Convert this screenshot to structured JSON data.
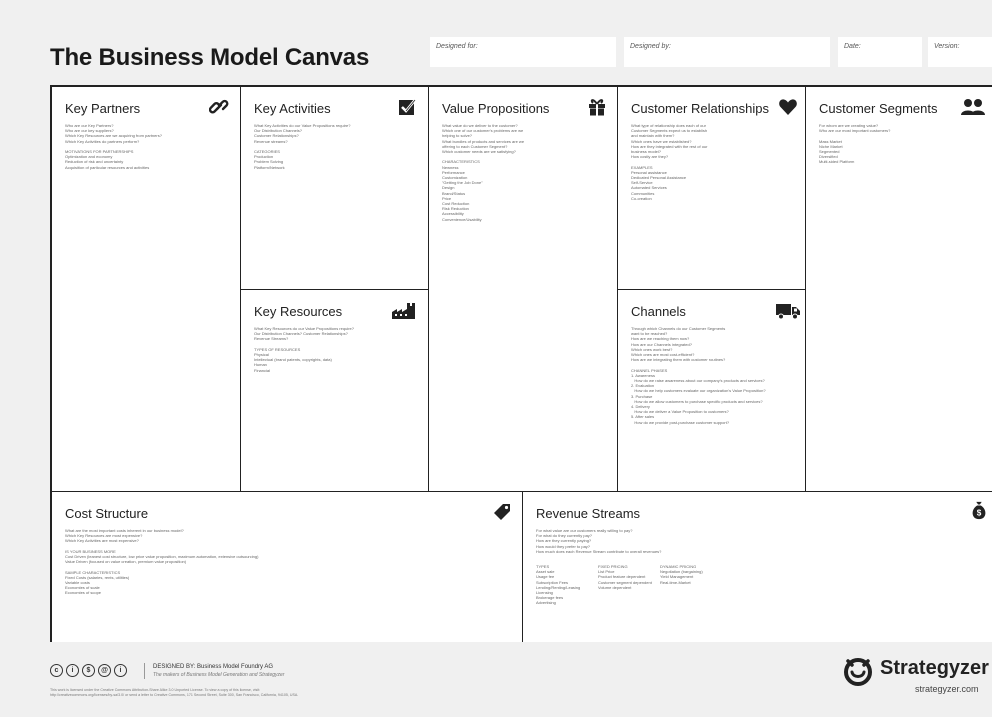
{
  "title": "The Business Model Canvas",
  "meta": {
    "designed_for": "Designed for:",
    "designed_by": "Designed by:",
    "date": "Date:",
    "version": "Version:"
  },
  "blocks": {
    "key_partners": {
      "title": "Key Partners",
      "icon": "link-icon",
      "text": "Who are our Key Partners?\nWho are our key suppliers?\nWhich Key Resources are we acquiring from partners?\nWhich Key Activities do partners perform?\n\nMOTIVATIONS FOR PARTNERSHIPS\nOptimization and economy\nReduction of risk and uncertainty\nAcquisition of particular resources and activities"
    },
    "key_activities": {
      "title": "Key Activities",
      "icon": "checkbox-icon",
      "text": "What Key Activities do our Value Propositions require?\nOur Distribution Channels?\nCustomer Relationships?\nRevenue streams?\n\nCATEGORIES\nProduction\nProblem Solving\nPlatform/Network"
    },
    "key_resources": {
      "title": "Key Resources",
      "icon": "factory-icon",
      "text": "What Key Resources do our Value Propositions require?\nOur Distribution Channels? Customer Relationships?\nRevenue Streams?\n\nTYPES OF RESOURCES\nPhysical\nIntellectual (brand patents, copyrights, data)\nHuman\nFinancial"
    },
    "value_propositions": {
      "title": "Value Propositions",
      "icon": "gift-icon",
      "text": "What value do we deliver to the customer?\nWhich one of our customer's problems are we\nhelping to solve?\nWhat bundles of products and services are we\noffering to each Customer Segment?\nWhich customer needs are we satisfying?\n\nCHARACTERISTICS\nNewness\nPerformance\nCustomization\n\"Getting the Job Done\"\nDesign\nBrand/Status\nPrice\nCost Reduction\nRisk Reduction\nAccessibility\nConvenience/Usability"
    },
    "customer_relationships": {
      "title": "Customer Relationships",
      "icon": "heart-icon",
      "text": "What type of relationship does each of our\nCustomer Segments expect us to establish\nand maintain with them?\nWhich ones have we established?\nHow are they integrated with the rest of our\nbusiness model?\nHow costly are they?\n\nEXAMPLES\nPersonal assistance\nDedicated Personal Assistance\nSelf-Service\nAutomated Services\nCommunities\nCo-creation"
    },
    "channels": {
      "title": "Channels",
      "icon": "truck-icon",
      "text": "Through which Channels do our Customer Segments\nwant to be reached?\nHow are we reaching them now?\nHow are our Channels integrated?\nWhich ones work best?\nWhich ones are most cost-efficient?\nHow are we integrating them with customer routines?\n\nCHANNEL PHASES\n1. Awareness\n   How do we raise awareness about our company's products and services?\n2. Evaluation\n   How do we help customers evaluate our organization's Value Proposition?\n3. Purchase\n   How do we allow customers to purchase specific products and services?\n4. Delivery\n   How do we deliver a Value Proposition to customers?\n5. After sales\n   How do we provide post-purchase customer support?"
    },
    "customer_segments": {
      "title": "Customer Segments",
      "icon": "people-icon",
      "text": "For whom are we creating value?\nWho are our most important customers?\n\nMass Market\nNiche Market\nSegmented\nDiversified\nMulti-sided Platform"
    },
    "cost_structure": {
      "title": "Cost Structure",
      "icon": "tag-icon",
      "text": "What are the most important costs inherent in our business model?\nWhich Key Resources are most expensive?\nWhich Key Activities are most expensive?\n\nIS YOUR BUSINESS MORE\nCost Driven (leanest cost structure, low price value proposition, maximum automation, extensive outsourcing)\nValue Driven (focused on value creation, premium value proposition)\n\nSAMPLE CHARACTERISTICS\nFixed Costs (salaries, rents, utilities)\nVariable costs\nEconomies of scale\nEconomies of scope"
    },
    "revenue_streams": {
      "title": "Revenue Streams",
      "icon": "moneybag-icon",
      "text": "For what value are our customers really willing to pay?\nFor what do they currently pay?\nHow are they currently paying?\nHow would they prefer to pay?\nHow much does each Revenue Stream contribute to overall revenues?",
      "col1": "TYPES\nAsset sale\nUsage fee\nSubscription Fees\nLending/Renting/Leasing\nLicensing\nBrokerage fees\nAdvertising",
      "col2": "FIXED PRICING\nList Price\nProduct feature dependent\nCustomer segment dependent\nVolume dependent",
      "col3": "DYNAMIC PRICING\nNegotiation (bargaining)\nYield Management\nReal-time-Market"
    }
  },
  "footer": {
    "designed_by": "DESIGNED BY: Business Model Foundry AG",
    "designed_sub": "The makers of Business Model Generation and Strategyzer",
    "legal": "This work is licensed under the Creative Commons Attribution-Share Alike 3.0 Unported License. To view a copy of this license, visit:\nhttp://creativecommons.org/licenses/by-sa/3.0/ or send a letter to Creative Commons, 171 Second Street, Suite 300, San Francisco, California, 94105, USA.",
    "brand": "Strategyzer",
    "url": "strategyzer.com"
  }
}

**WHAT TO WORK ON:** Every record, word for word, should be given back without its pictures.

**WORKED SOLUTION:**
Convert this screenshot to structured JSON data.
{
  "title": "The Business Model Canvas",
  "meta": {
    "designed_for": "Designed for:",
    "designed_by": "Designed by:",
    "date": "Date:",
    "version": "Version:"
  },
  "blocks": {
    "key_partners": {
      "title": "Key Partners",
      "icon": "link-icon",
      "text": "Who are our Key Partners?\nWho are our key suppliers?\nWhich Key Resources are we acquiring from partners?\nWhich Key Activities do partners perform?\n\nMOTIVATIONS FOR PARTNERSHIPS\nOptimization and economy\nReduction of risk and uncertainty\nAcquisition of particular resources and activities"
    },
    "key_activities": {
      "title": "Key Activities",
      "icon": "checkbox-icon",
      "text": "What Key Activities do our Value Propositions require?\nOur Distribution Channels?\nCustomer Relationships?\nRevenue streams?\n\nCATEGORIES\nProduction\nProblem Solving\nPlatform/Network"
    },
    "key_resources": {
      "title": "Key Resources",
      "icon": "factory-icon",
      "text": "What Key Resources do our Value Propositions require?\nOur Distribution Channels? Customer Relationships?\nRevenue Streams?\n\nTYPES OF RESOURCES\nPhysical\nIntellectual (brand patents, copyrights, data)\nHuman\nFinancial"
    },
    "value_propositions": {
      "title": "Value Propositions",
      "icon": "gift-icon",
      "text": "What value do we deliver to the customer?\nWhich one of our customer's problems are we\nhelping to solve?\nWhat bundles of products and services are we\noffering to each Customer Segment?\nWhich customer needs are we satisfying?\n\nCHARACTERISTICS\nNewness\nPerformance\nCustomization\n\"Getting the Job Done\"\nDesign\nBrand/Status\nPrice\nCost Reduction\nRisk Reduction\nAccessibility\nConvenience/Usability"
    },
    "customer_relationships": {
      "title": "Customer Relationships",
      "icon": "heart-icon",
      "text": "What type of relationship does each of our\nCustomer Segments expect us to establish\nand maintain with them?\nWhich ones have we established?\nHow are they integrated with the rest of our\nbusiness model?\nHow costly are they?\n\nEXAMPLES\nPersonal assistance\nDedicated Personal Assistance\nSelf-Service\nAutomated Services\nCommunities\nCo-creation"
    },
    "channels": {
      "title": "Channels",
      "icon": "truck-icon",
      "text": "Through which Channels do our Customer Segments\nwant to be reached?\nHow are we reaching them now?\nHow are our Channels integrated?\nWhich ones work best?\nWhich ones are most cost-efficient?\nHow are we integrating them with customer routines?\n\nCHANNEL PHASES\n1. Awareness\n   How do we raise awareness about our company's products and services?\n2. Evaluation\n   How do we help customers evaluate our organization's Value Proposition?\n3. Purchase\n   How do we allow customers to purchase specific products and services?\n4. Delivery\n   How do we deliver a Value Proposition to customers?\n5. After sales\n   How do we provide post-purchase customer support?"
    },
    "customer_segments": {
      "title": "Customer Segments",
      "icon": "people-icon",
      "text": "For whom are we creating value?\nWho are our most important customers?\n\nMass Market\nNiche Market\nSegmented\nDiversified\nMulti-sided Platform"
    },
    "cost_structure": {
      "title": "Cost Structure",
      "icon": "tag-icon",
      "text": "What are the most important costs inherent in our business model?\nWhich Key Resources are most expensive?\nWhich Key Activities are most expensive?\n\nIS YOUR BUSINESS MORE\nCost Driven (leanest cost structure, low price value proposition, maximum automation, extensive outsourcing)\nValue Driven (focused on value creation, premium value proposition)\n\nSAMPLE CHARACTERISTICS\nFixed Costs (salaries, rents, utilities)\nVariable costs\nEconomies of scale\nEconomies of scope"
    },
    "revenue_streams": {
      "title": "Revenue Streams",
      "icon": "moneybag-icon",
      "text": "For what value are our customers really willing to pay?\nFor what do they currently pay?\nHow are they currently paying?\nHow would they prefer to pay?\nHow much does each Revenue Stream contribute to overall revenues?",
      "col1": "TYPES\nAsset sale\nUsage fee\nSubscription Fees\nLending/Renting/Leasing\nLicensing\nBrokerage fees\nAdvertising",
      "col2": "FIXED PRICING\nList Price\nProduct feature dependent\nCustomer segment dependent\nVolume dependent",
      "col3": "DYNAMIC PRICING\nNegotiation (bargaining)\nYield Management\nReal-time-Market"
    }
  },
  "footer": {
    "designed_by": "DESIGNED BY: Business Model Foundry AG",
    "designed_sub": "The makers of Business Model Generation and Strategyzer",
    "legal": "This work is licensed under the Creative Commons Attribution-Share Alike 3.0 Unported License. To view a copy of this license, visit:\nhttp://creativecommons.org/licenses/by-sa/3.0/ or send a letter to Creative Commons, 171 Second Street, Suite 300, San Francisco, California, 94105, USA.",
    "brand": "Strategyzer",
    "url": "strategyzer.com"
  }
}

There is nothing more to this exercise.